**SOURCE DATA:**
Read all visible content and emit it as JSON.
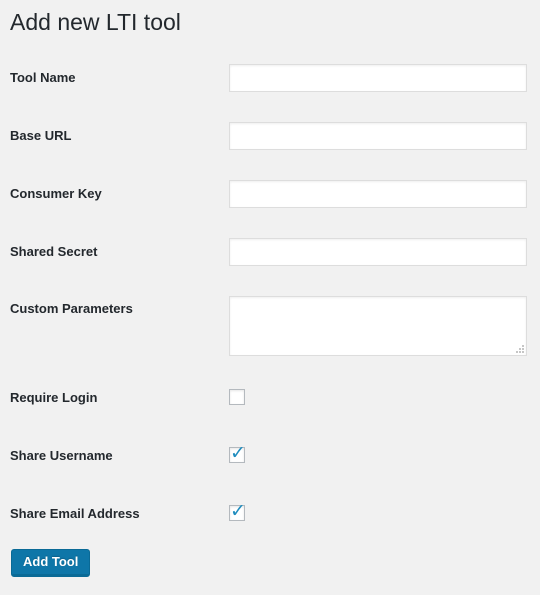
{
  "page": {
    "title": "Add new LTI tool",
    "background_color": "#f1f1f1",
    "text_color": "#23282d"
  },
  "form": {
    "fields": [
      {
        "label": "Tool Name",
        "type": "text",
        "value": "",
        "placeholder": ""
      },
      {
        "label": "Base URL",
        "type": "text",
        "value": "",
        "placeholder": ""
      },
      {
        "label": "Consumer Key",
        "type": "text",
        "value": "",
        "placeholder": ""
      },
      {
        "label": "Shared Secret",
        "type": "text",
        "value": "",
        "placeholder": ""
      },
      {
        "label": "Custom Parameters",
        "type": "textarea",
        "value": "",
        "placeholder": ""
      },
      {
        "label": "Require Login",
        "type": "checkbox",
        "checked": false
      },
      {
        "label": "Share Username",
        "type": "checkbox",
        "checked": true
      },
      {
        "label": "Share Email Address",
        "type": "checkbox",
        "checked": true
      }
    ]
  },
  "checkbox": {
    "check_glyph": "✓",
    "check_color": "#1e8cbe",
    "border_color": "#b4b9be"
  },
  "submit": {
    "label": "Add Tool",
    "background_color": "#0e76a8",
    "border_color": "#0a6a96",
    "text_color": "#ffffff"
  }
}
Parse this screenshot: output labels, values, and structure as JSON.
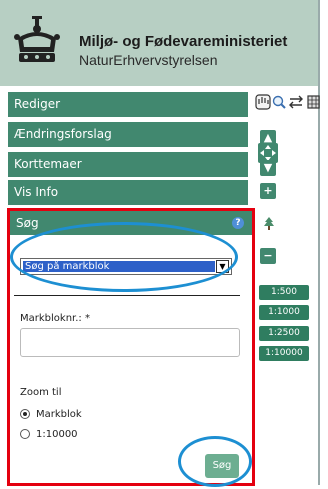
{
  "header": {
    "ministry": "Miljø- og Fødevareministeriet",
    "agency": "NaturErhvervstyrelsen"
  },
  "panels": [
    {
      "label": "Rediger"
    },
    {
      "label": "Ændringsforslag"
    },
    {
      "label": "Korttemaer"
    },
    {
      "label": "Vis Info"
    }
  ],
  "search": {
    "title": "Søg",
    "help_icon": "?",
    "select_value": "Søg på markblok",
    "field_label": "Markbloknr.: *",
    "field_value": "",
    "zoom_label": "Zoom til",
    "option_1": "Markblok",
    "option_2": "1:10000",
    "button": "Søg"
  },
  "map_tools": {
    "scales": [
      "1:500",
      "1:1000",
      "1:2500",
      "1:10000"
    ]
  },
  "colors": {
    "header_bg": "#b7cfc3",
    "panel_green": "#41886f",
    "highlight_red": "#e4000f",
    "highlight_blue": "#1d8fd2"
  }
}
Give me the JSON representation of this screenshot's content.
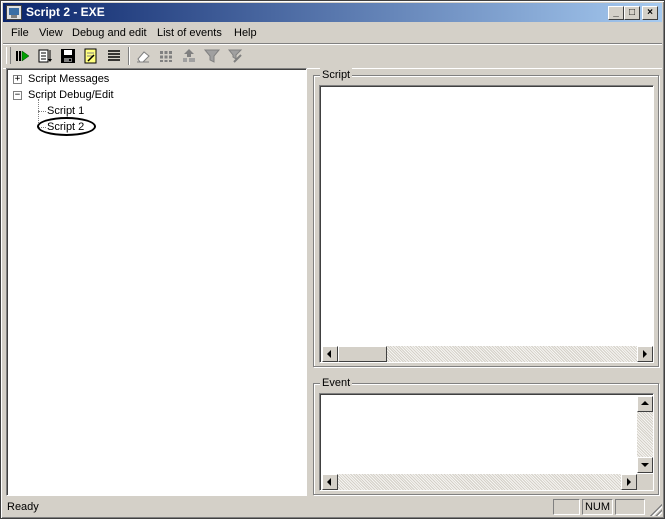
{
  "window": {
    "title": "Script 2 - EXE",
    "buttons": {
      "minimize": "_",
      "maximize": "□",
      "close": "×"
    }
  },
  "menu": [
    "File",
    "View",
    "Debug and edit",
    "List of events",
    "Help"
  ],
  "toolbar": {
    "icons": [
      "run-icon",
      "step-list-icon",
      "save-icon",
      "edit-document-icon",
      "list-icon",
      "eraser-icon",
      "grid-icon",
      "event-up-icon",
      "funnel-icon",
      "event-edit-icon"
    ]
  },
  "tree": {
    "items": [
      {
        "label": "Script Messages",
        "expander": "+"
      },
      {
        "label": "Script Debug/Edit",
        "expander": "−"
      },
      {
        "label": "Script 1"
      },
      {
        "label": "Script 2"
      }
    ]
  },
  "script_panel": {
    "label": "Script"
  },
  "event_panel": {
    "label": "Event"
  },
  "status": {
    "text": "Ready",
    "panels": [
      "",
      "NUM",
      ""
    ]
  }
}
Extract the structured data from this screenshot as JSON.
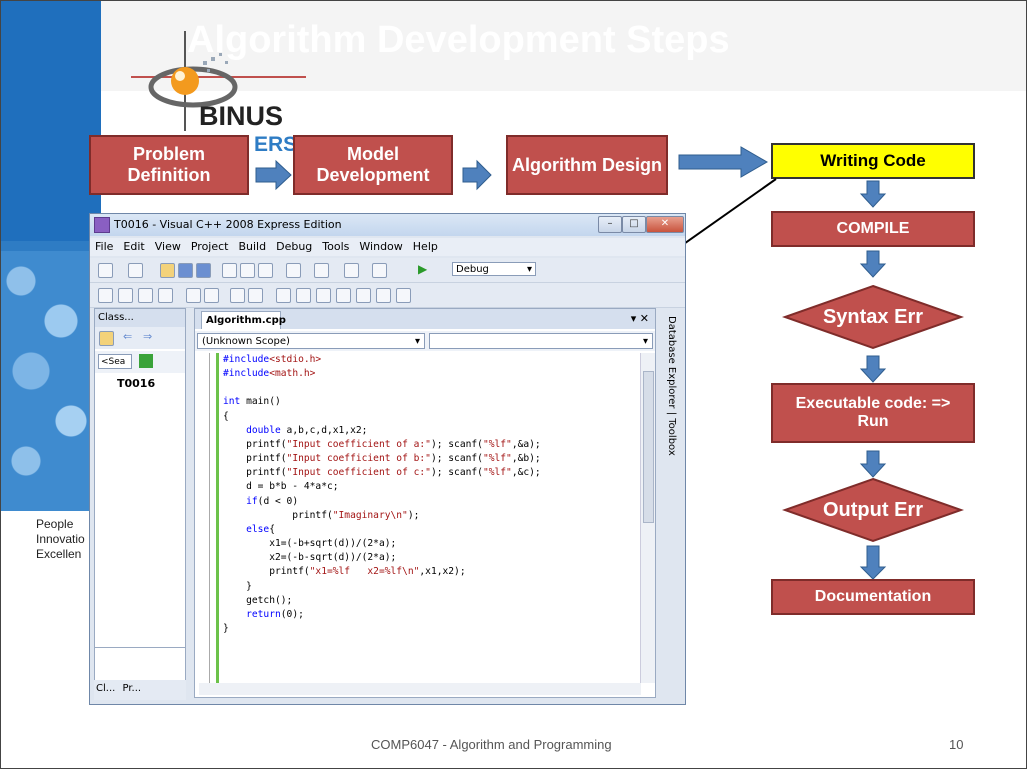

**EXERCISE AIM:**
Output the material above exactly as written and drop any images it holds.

**WRITTEN RESPONSE:**
Read all visible content and emit it as JSON.
{
  "page": {
    "title": "Add new LTI tool",
    "background_color": "#f1f1f1",
    "text_color": "#23282d"
  },
  "form": {
    "fields": [
      {
        "label": "Tool Name",
        "type": "text",
        "value": "",
        "placeholder": ""
      },
      {
        "label": "Base URL",
        "type": "text",
        "value": "",
        "placeholder": ""
      },
      {
        "label": "Consumer Key",
        "type": "text",
        "value": "",
        "placeholder": ""
      },
      {
        "label": "Shared Secret",
        "type": "text",
        "value": "",
        "placeholder": ""
      },
      {
        "label": "Custom Parameters",
        "type": "textarea",
        "value": "",
        "placeholder": ""
      },
      {
        "label": "Require Login",
        "type": "checkbox",
        "checked": false
      },
      {
        "label": "Share Username",
        "type": "checkbox",
        "checked": true
      },
      {
        "label": "Share Email Address",
        "type": "checkbox",
        "checked": true
      }
    ]
  },
  "checkbox": {
    "check_glyph": "✓",
    "check_color": "#1e8cbe",
    "border_color": "#b4b9be"
  },
  "submit": {
    "label": "Add Tool",
    "background_color": "#0e76a8",
    "border_color": "#0a6a96",
    "text_color": "#ffffff"
  }
}
Parse this screenshot: output labels, values, and structure as JSON.
{
  "header": {
    "ministry": "Miljø- og Fødevareministeriet",
    "agency": "NaturErhvervstyrelsen"
  },
  "panels": [
    {
      "label": "Rediger"
    },
    {
      "label": "Ændringsforslag"
    },
    {
      "label": "Korttemaer"
    },
    {
      "label": "Vis Info"
    }
  ],
  "search": {
    "title": "Søg",
    "help_icon": "?",
    "select_value": "Søg på markblok",
    "field_label": "Markbloknr.: *",
    "field_value": "",
    "zoom_label": "Zoom til",
    "option_1": "Markblok",
    "option_2": "1:10000",
    "button": "Søg"
  },
  "map_tools": {
    "scales": [
      "1:500",
      "1:1000",
      "1:2500",
      "1:10000"
    ]
  },
  "colors": {
    "header_bg": "#b7cfc3",
    "panel_green": "#41886f",
    "highlight_red": "#e4000f",
    "highlight_blue": "#1d8fd2"
  }
}
Give me the JSON representation of this screenshot's content.
{
  "window": {
    "title": "Script 2 - EXE",
    "buttons": {
      "minimize": "_",
      "maximize": "□",
      "close": "×"
    }
  },
  "menu": [
    "File",
    "View",
    "Debug and edit",
    "List of events",
    "Help"
  ],
  "toolbar": {
    "icons": [
      "run-icon",
      "step-list-icon",
      "save-icon",
      "edit-document-icon",
      "list-icon",
      "eraser-icon",
      "grid-icon",
      "event-up-icon",
      "funnel-icon",
      "event-edit-icon"
    ]
  },
  "tree": {
    "items": [
      {
        "label": "Script Messages",
        "expander": "+"
      },
      {
        "label": "Script Debug/Edit",
        "expander": "−"
      },
      {
        "label": "Script 1"
      },
      {
        "label": "Script 2"
      }
    ]
  },
  "script_panel": {
    "label": "Script"
  },
  "event_panel": {
    "label": "Event"
  },
  "status": {
    "text": "Ready",
    "panels": [
      "",
      "NUM",
      ""
    ]
  }
}
Extract the structured data from this screenshot as JSON.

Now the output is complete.